We have all seen those videos on the internet of people finding snakes in their toilets. As if it is not petrifying enough coming into contact with them in the wild, they are now finding a way into your home.

Does it really happen?

The truth is, those videos are depicting real situations. Even though it does not happen very often, critters can make their way into your home by crawling through your plumbing. Rats are most often the creature that will end up in your toilet, but snakes can just as easily surprise you in the middle of the night.

How does it happen?

Most homes have multiple stack pipes that run into your home. They are connected to the sewer drain system. They have vents that allow sewer gases to escape. They are also connected to the drains in the house allowing the toilet, dishwasher and washing machine to drain.
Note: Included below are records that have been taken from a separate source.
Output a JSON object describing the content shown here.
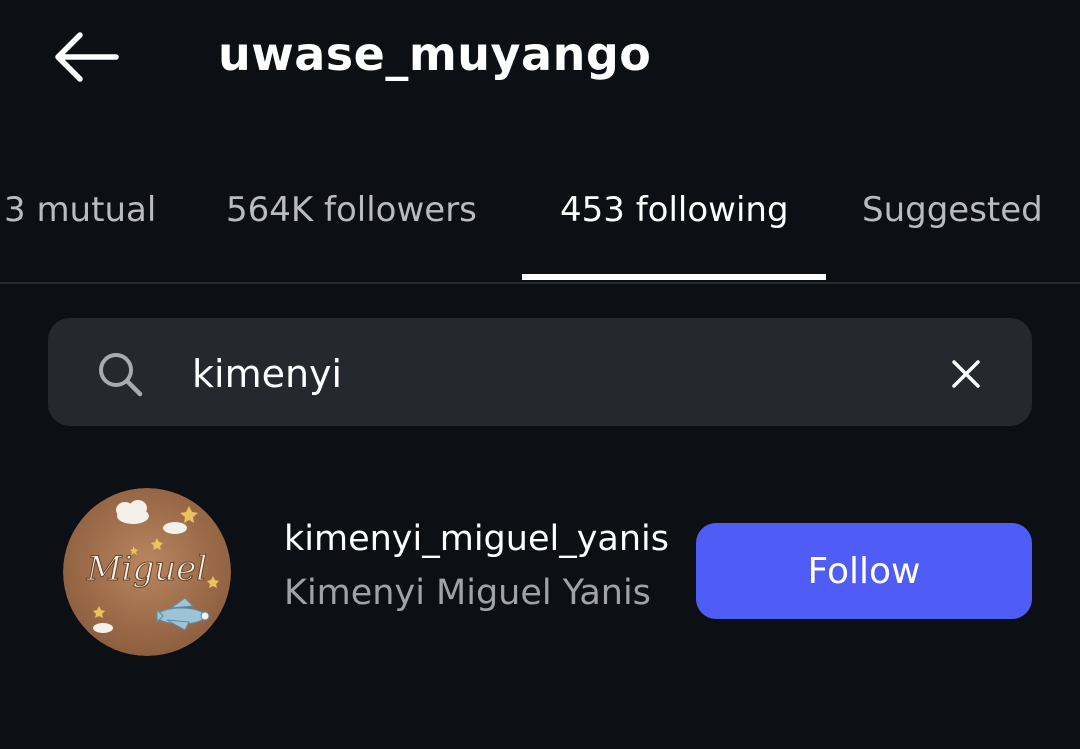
{
  "header": {
    "title": "uwase_muyango",
    "back_icon": "back-arrow-icon"
  },
  "tabs": [
    {
      "label": "3 mutual",
      "active": false
    },
    {
      "label": "564K followers",
      "active": false
    },
    {
      "label": "453 following",
      "active": true
    },
    {
      "label": "Suggested",
      "active": false
    }
  ],
  "search": {
    "value": "kimenyi",
    "icon": "search-icon",
    "clear_icon": "close-icon"
  },
  "results": [
    {
      "username": "kimenyi_miguel_yanis",
      "full_name": "Kimenyi Miguel Yanis",
      "avatar_text": "Miguel",
      "follow_label": "Follow"
    }
  ],
  "colors": {
    "background": "#0c0f14",
    "search_bg": "#25282e",
    "follow_button": "#4f5cf5",
    "secondary_text": "#9fa2a7"
  }
}
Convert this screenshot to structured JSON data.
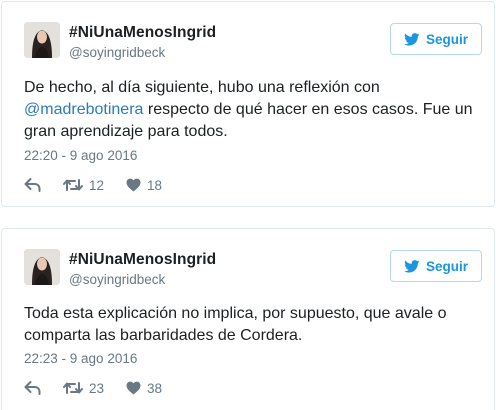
{
  "colors": {
    "accent": "#1b95e0",
    "mention": "#2b7bb9",
    "secondary_text": "#697882",
    "border": "#e1e8ed"
  },
  "tweets": [
    {
      "display_name": "#NiUnaMenosIngrid",
      "handle": "@soyingridbeck",
      "follow_label": "Seguir",
      "text_before": "De hecho, al día siguiente, hubo una reflexión con ",
      "mention": "@madrebotinera",
      "text_after": " respecto de qué hacer en esos casos. Fue un gran aprendizaje para todos.",
      "timestamp": "22:20 - 9 ago 2016",
      "retweets": "12",
      "likes": "18",
      "icons": [
        "reply-icon",
        "retweet-icon",
        "heart-icon",
        "twitter-bird-icon"
      ]
    },
    {
      "display_name": "#NiUnaMenosIngrid",
      "handle": "@soyingridbeck",
      "follow_label": "Seguir",
      "text": "Toda esta explicación no implica, por supuesto, que avale o comparta las barbaridades de Cordera.",
      "timestamp": "22:23 - 9 ago 2016",
      "retweets": "23",
      "likes": "38",
      "icons": [
        "reply-icon",
        "retweet-icon",
        "heart-icon",
        "twitter-bird-icon"
      ]
    }
  ]
}
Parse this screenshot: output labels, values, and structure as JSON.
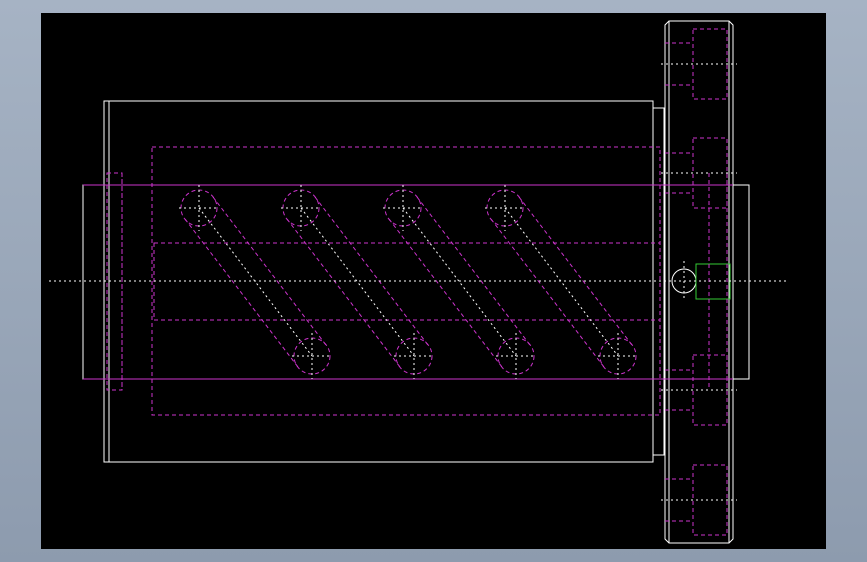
{
  "colors": {
    "outline": "#ffffff",
    "hidden": "#cc33cc",
    "centerline": "#ffffff",
    "key": "#33cc33",
    "canvas": "#000000"
  },
  "drawing": {
    "helical_slot_count": 4
  }
}
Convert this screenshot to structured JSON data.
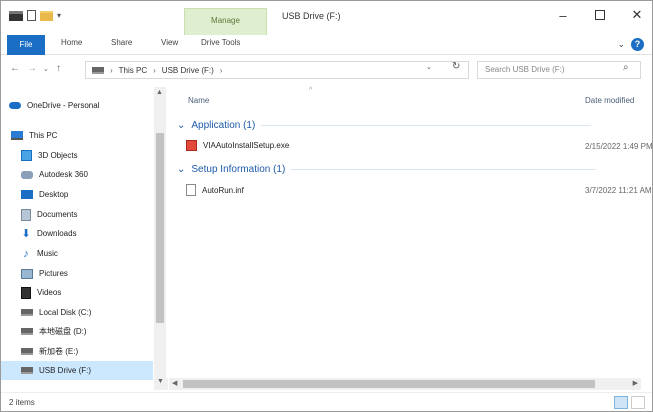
{
  "titlebar": {
    "context_tab": "Manage",
    "title": "USB Drive (F:)",
    "minimize": "–",
    "maximize": "",
    "close": "✕"
  },
  "ribbon": {
    "file": "File",
    "home": "Home",
    "share": "Share",
    "view": "View",
    "drive_tools": "Drive Tools",
    "help": "?",
    "collapse": "⌄"
  },
  "address": {
    "back": "←",
    "forward": "→",
    "recent": "⌄",
    "up": "↑",
    "crumbs": [
      "This PC",
      "USB Drive (F:)"
    ],
    "sep": "›",
    "dropdown": "⌄",
    "refresh": "↻",
    "search_placeholder": "Search USB Drive (F:)",
    "search_icon": "⌕"
  },
  "navpane": {
    "items": [
      {
        "label": "OneDrive - Personal",
        "icon": "cloud-icon"
      },
      {
        "label": "This PC",
        "icon": "computer-icon"
      },
      {
        "label": "3D Objects",
        "icon": "3d-objects-icon"
      },
      {
        "label": "Autodesk 360",
        "icon": "autodesk-icon"
      },
      {
        "label": "Desktop",
        "icon": "desktop-icon"
      },
      {
        "label": "Documents",
        "icon": "documents-icon"
      },
      {
        "label": "Downloads",
        "icon": "downloads-icon"
      },
      {
        "label": "Music",
        "icon": "music-icon"
      },
      {
        "label": "Pictures",
        "icon": "pictures-icon"
      },
      {
        "label": "Videos",
        "icon": "videos-icon"
      },
      {
        "label": "Local Disk (C:)",
        "icon": "disk-icon"
      },
      {
        "label": "本地磁盘 (D:)",
        "icon": "disk-icon"
      },
      {
        "label": "新加卷 (E:)",
        "icon": "disk-icon"
      },
      {
        "label": "USB Drive (F:)",
        "icon": "usb-drive-icon",
        "selected": true
      }
    ],
    "scroll_up": "▲",
    "scroll_down": "▼"
  },
  "content": {
    "columns": {
      "name": "Name",
      "date": "Date modified",
      "sort": "^"
    },
    "groups": [
      {
        "title": "Application (1)",
        "files": [
          {
            "name": "VIAAutoInstallSetup.exe",
            "date": "2/15/2022 1:49 PM",
            "icon": "exe-icon"
          }
        ]
      },
      {
        "title": "Setup Information (1)",
        "files": [
          {
            "name": "AutoRun.inf",
            "date": "3/7/2022 11:21 AM",
            "icon": "inf-file-icon"
          }
        ]
      }
    ]
  },
  "hscroll": {
    "left": "◀",
    "right": "▶"
  },
  "status": {
    "items": "2 items"
  },
  "colors": {
    "accent": "#1a6fc4",
    "context_tab": "#dfeecf",
    "selected": "#cce8ff",
    "group_text": "#1e5aa8"
  }
}
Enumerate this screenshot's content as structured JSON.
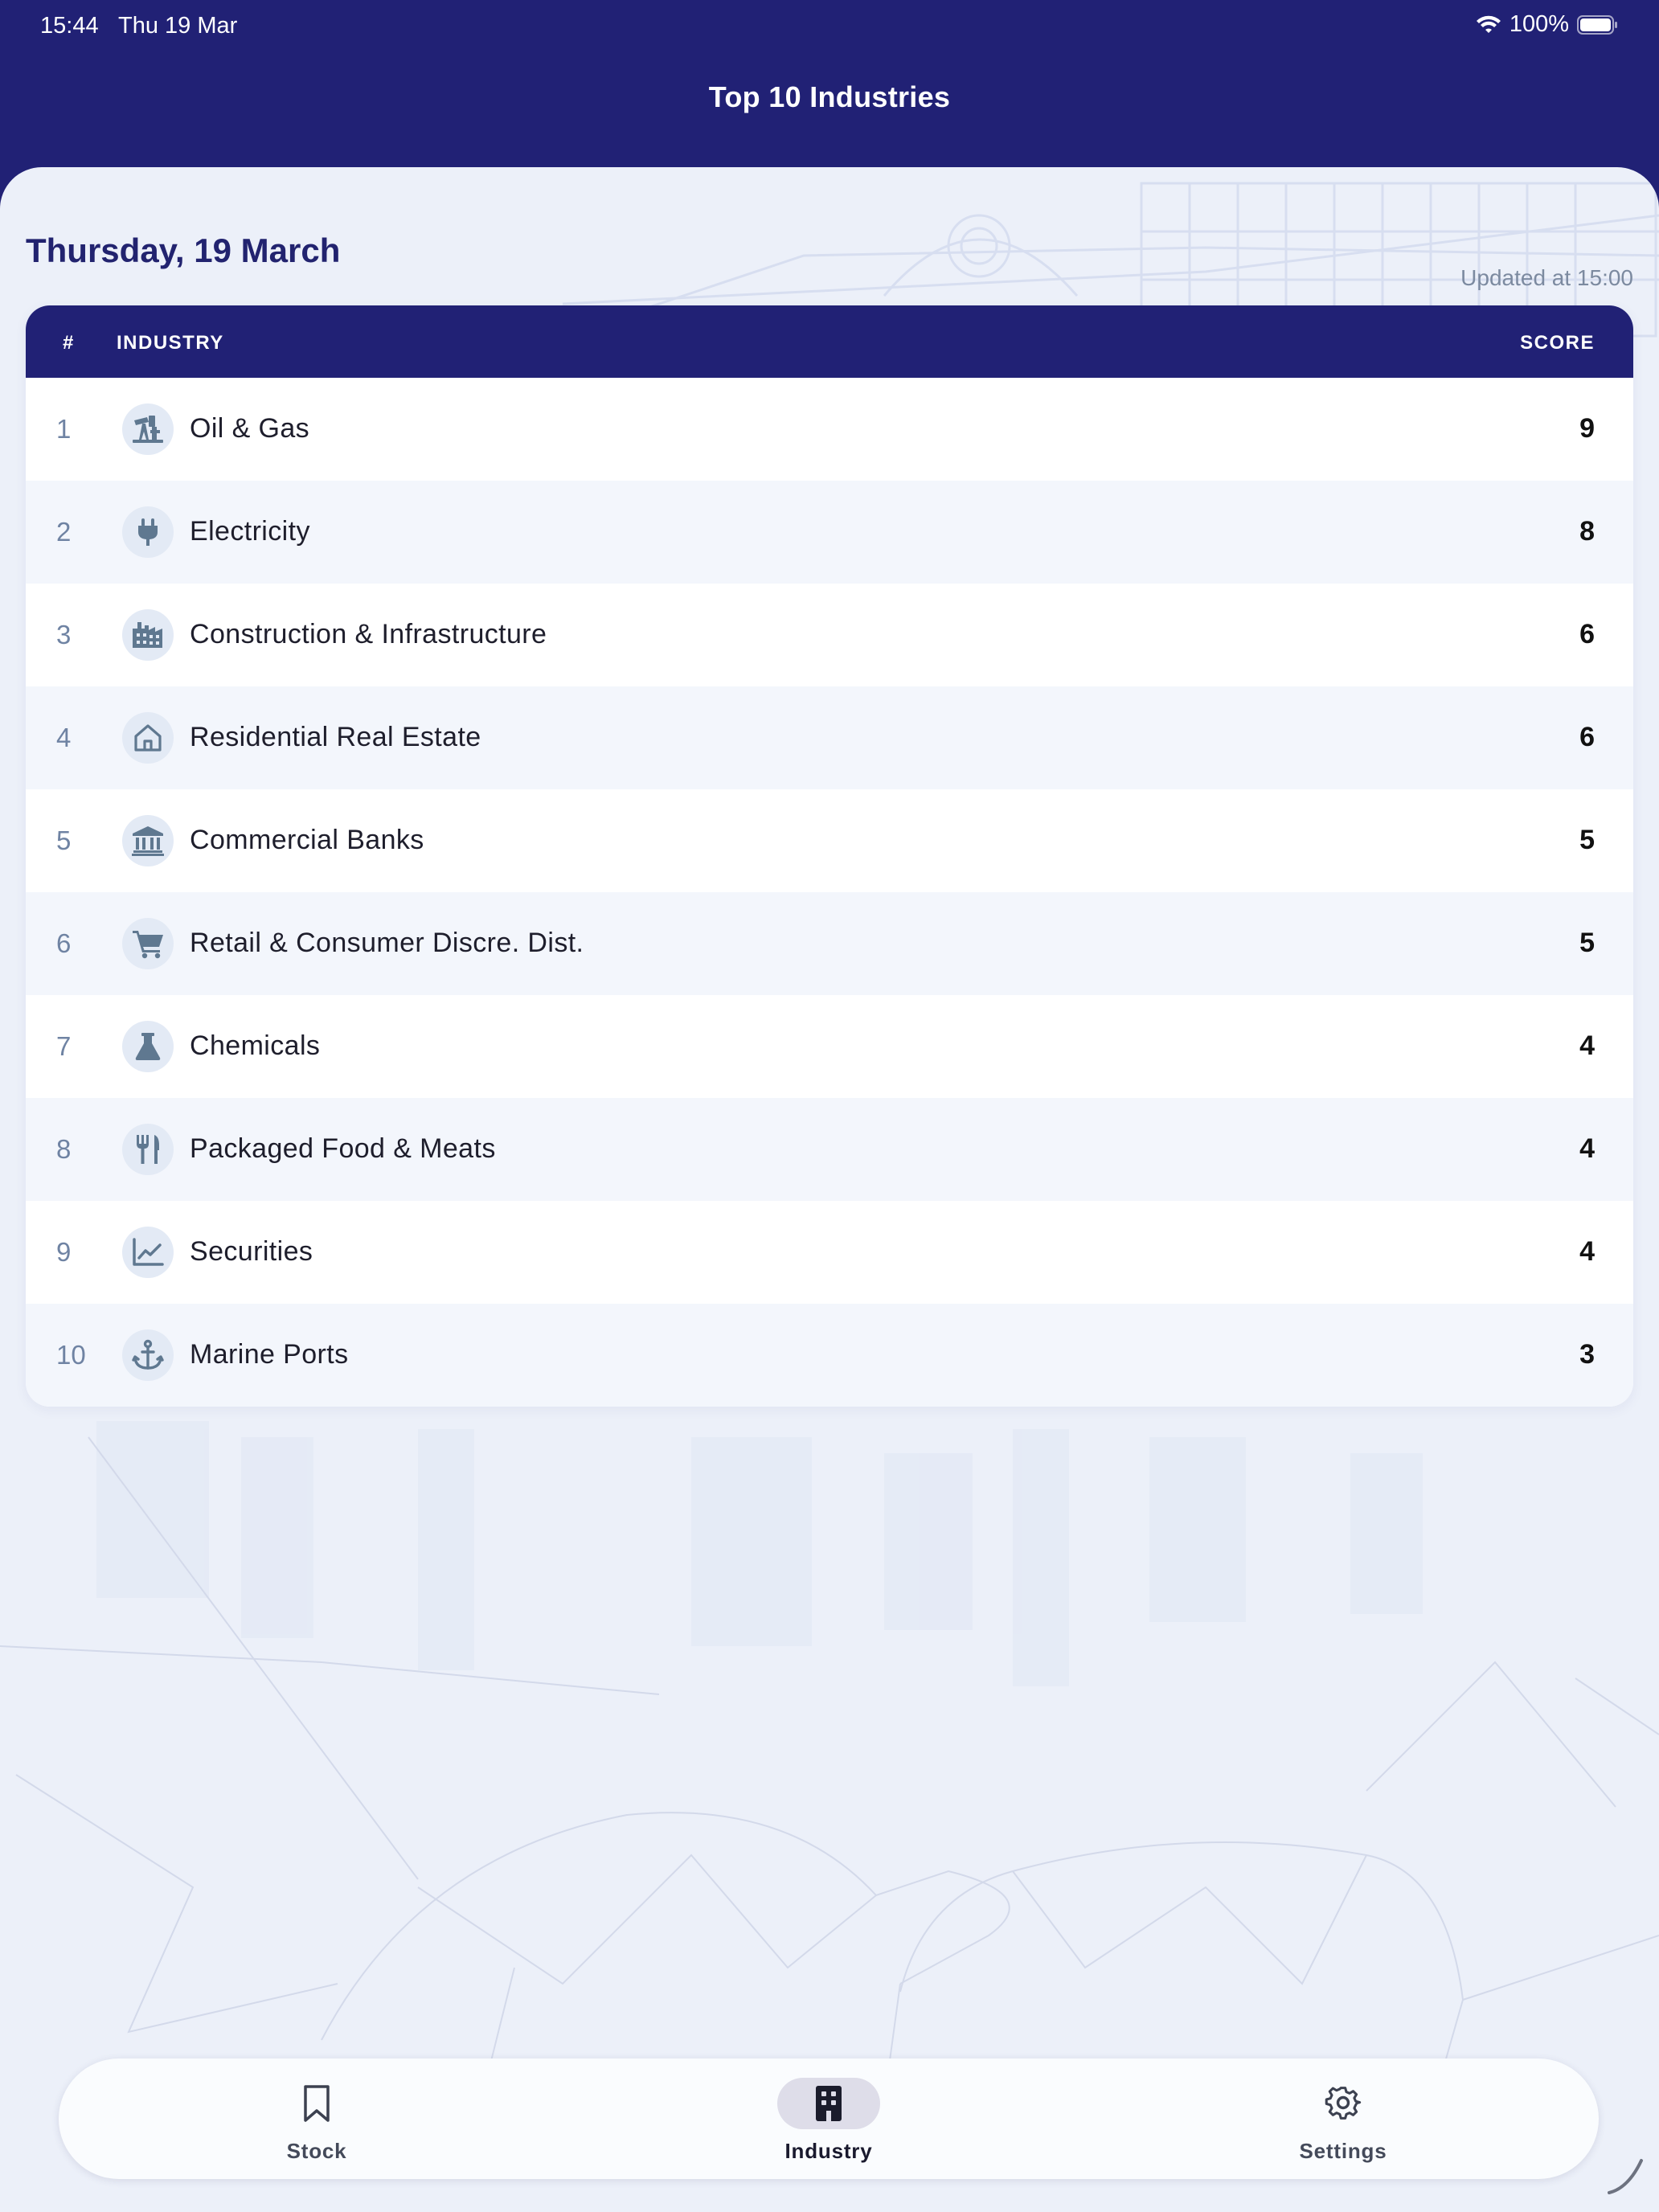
{
  "status_bar": {
    "time": "15:44",
    "date": "Thu 19 Mar",
    "battery": "100%"
  },
  "nav": {
    "title": "Top 10 Industries"
  },
  "header": {
    "date": "Thursday, 19 March",
    "updated": "Updated at 15:00"
  },
  "table": {
    "columns": {
      "rank": "#",
      "industry": "INDUSTRY",
      "score": "SCORE"
    },
    "rows": [
      {
        "rank": "1",
        "name": "Oil & Gas",
        "score": "9",
        "icon": "oil-pump-icon"
      },
      {
        "rank": "2",
        "name": "Electricity",
        "score": "8",
        "icon": "plug-icon"
      },
      {
        "rank": "3",
        "name": "Construction & Infrastructure",
        "score": "6",
        "icon": "factory-icon"
      },
      {
        "rank": "4",
        "name": "Residential Real Estate",
        "score": "6",
        "icon": "house-icon"
      },
      {
        "rank": "5",
        "name": "Commercial Banks",
        "score": "5",
        "icon": "bank-icon"
      },
      {
        "rank": "6",
        "name": "Retail & Consumer Discre. Dist.",
        "score": "5",
        "icon": "cart-icon"
      },
      {
        "rank": "7",
        "name": "Chemicals",
        "score": "4",
        "icon": "flask-icon"
      },
      {
        "rank": "8",
        "name": "Packaged Food & Meats",
        "score": "4",
        "icon": "utensils-icon"
      },
      {
        "rank": "9",
        "name": "Securities",
        "score": "4",
        "icon": "chart-line-icon"
      },
      {
        "rank": "10",
        "name": "Marine Ports",
        "score": "3",
        "icon": "anchor-icon"
      }
    ]
  },
  "tabbar": {
    "tabs": [
      {
        "label": "Stock",
        "icon": "bookmark-icon",
        "active": false
      },
      {
        "label": "Industry",
        "icon": "building-icon",
        "active": true
      },
      {
        "label": "Settings",
        "icon": "gear-icon",
        "active": false
      }
    ]
  },
  "colors": {
    "brand": "#212175",
    "background": "#ecf0f9",
    "row_alt": "#f3f6fc",
    "icon": "#5f7890",
    "rank": "#6f83a3"
  }
}
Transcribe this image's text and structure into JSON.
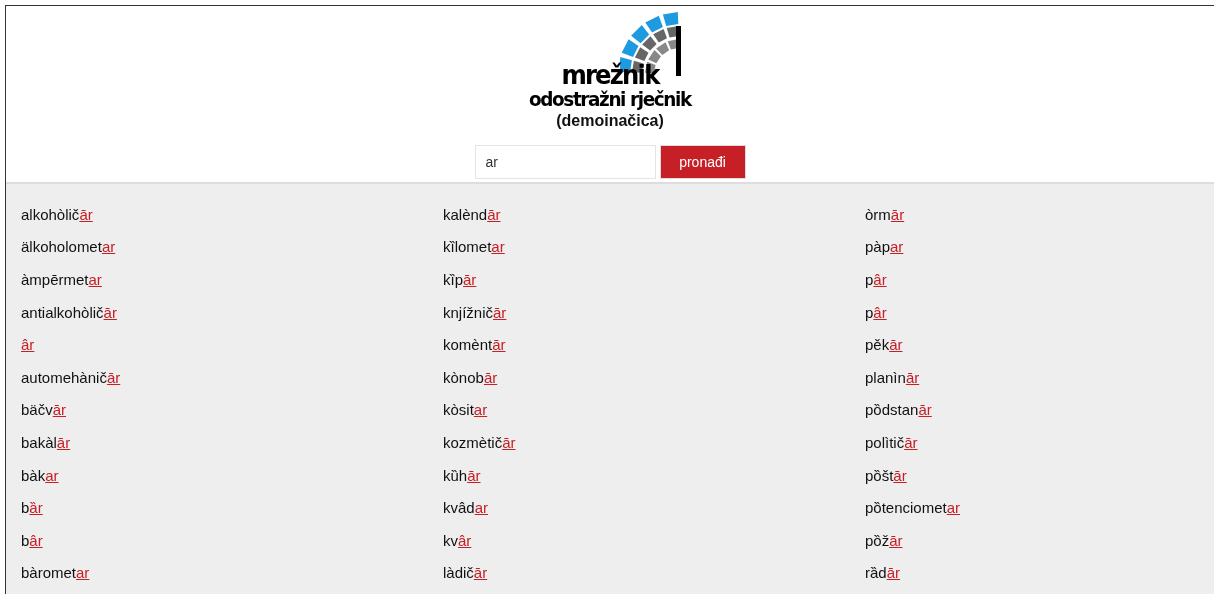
{
  "logo": {
    "title": "mrežnik",
    "subtitle": "odostražni rječnik",
    "edition": "(demoinačica)"
  },
  "search": {
    "value": "ar",
    "button": "pronađi"
  },
  "results": [
    {
      "stem": "alkohòlič",
      "match": "ār"
    },
    {
      "stem": "älkoholomet",
      "match": "ar"
    },
    {
      "stem": "àmpērmet",
      "match": "ar"
    },
    {
      "stem": "antialkohòlič",
      "match": "ār"
    },
    {
      "match": "âr"
    },
    {
      "stem": "automehànič",
      "match": "ār"
    },
    {
      "stem": "bäčv",
      "match": "ār"
    },
    {
      "stem": "bakàl",
      "match": "ār"
    },
    {
      "stem": "bàk",
      "match": "ar"
    },
    {
      "stem": "b",
      "match": "ȁr"
    },
    {
      "stem": "b",
      "match": "âr"
    },
    {
      "stem": "bàromet",
      "match": "ar"
    },
    {
      "stem": "kalènd",
      "match": "ār"
    },
    {
      "stem": "kȉlomet",
      "match": "ar"
    },
    {
      "stem": "kȉp",
      "match": "ār"
    },
    {
      "stem": "knjížnič",
      "match": "ār"
    },
    {
      "stem": "komènt",
      "match": "ār"
    },
    {
      "stem": "kònob",
      "match": "ār"
    },
    {
      "stem": "kòsit",
      "match": "ar"
    },
    {
      "stem": "kozmètič",
      "match": "ār"
    },
    {
      "stem": "kȕh",
      "match": "ār"
    },
    {
      "stem": "kvâd",
      "match": "ar"
    },
    {
      "stem": "kv",
      "match": "âr"
    },
    {
      "stem": "làdič",
      "match": "ār"
    },
    {
      "stem": "òrm",
      "match": "ār"
    },
    {
      "stem": "pàp",
      "match": "ar"
    },
    {
      "stem": "p",
      "match": "âr"
    },
    {
      "stem": "p",
      "match": "âr"
    },
    {
      "stem": "pěk",
      "match": "ār"
    },
    {
      "stem": "planìn",
      "match": "ār"
    },
    {
      "stem": "pȍdstan",
      "match": "ār"
    },
    {
      "stem": "polìtič",
      "match": "ār"
    },
    {
      "stem": "pȍšt",
      "match": "ār"
    },
    {
      "stem": "pȍtenciomet",
      "match": "ar"
    },
    {
      "stem": "pȍž",
      "match": "ār"
    },
    {
      "stem": "rȁd",
      "match": "ār"
    }
  ]
}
While these are in use, it is not a hospitable environment. However, they are dry much of the time. Even the water draining from a shower is not enough to wash them away. This allows snakes to use them as a conduit into your home. Luckily, most drains have a grate over it that prevents these creatures from getting into your home. Your shower grate doesn’t only prevent hair from clogging the drain. It also prevents rats and snakes from joining you.

The good news

You might be surprised to hear there is some good news. Most venomous snakes are too large to fit through your plumbing. This means the snakes that use this method are usually harmless. This is not always the case, but your chances of encountering a python in the shower are not very big.

How to keep them out

  • As previously mentioned, placing a grate over your drains can keep creatures from using it as an exit. 
  • You can install a multi-flap to the sewer pipe of your toilet. This allows the water to exit one way while preventing anything from entering from the other side. 
  • You can place a screen over the vent on your roof. You shouldn’t close the vents completely, but a screen will allow gases to escape while keeping snakes from entering. 
  • If you have an older system and still make use of a septic tank, you need to make sure that the lid is secured tightly. It is possible that it was not replaced properly when the tank was emptied. 
  • The best way to ensure that you do not use the toilet while there is a snake occupying it is to lift the seat and check underneath. It may be a laborious process, but it could save you from many sleepless nights.

Trapping the snake

If you have a snake on the loose in your home, you can purchase a snake trap. It comes pre-baited, and all you need to do is pour some oil on the snake to release it.

Can snakes get into your house through the toilet or plumbing?

In a word, yes, snakes can get into your house through the toilet or plumbing. What most homeowners aren’t aware of is that many of the pipes that lead in and out of your home aren’t filled with water all of the time. There are times when those pipes will be bare, thus providing the perfect solution for a passing snake to slither right in. Nine times out of ten, that snake will be looking for food, so there is a chance that you have a mouse or rat infestation in your property too. If you don’t already, it will only be a matter of time. If a snake manages to get inside your home, mice and rats definitely will be able to before long. They need the smallest holes to squeeze through and only the fraction of a hole that even a small snake would require.

The thought of a snake being in your bathroom at all should fill you with dread, but to be in your toilet, sink, or bath/shower is a frightening prospect. Fortunately, the chances of this happening are quite slim. There are plenty of other ways for a snake to get into your home without needing to resort to pipes, although they are there and it is wise for you to remember that when animal-proofing your home.

The process that a snake would need to go through to get into your home would be quite a long one, and although most snakes can swim, it’s unlikely that a snake would head for a smaller pipe, rather than an exit to freedom.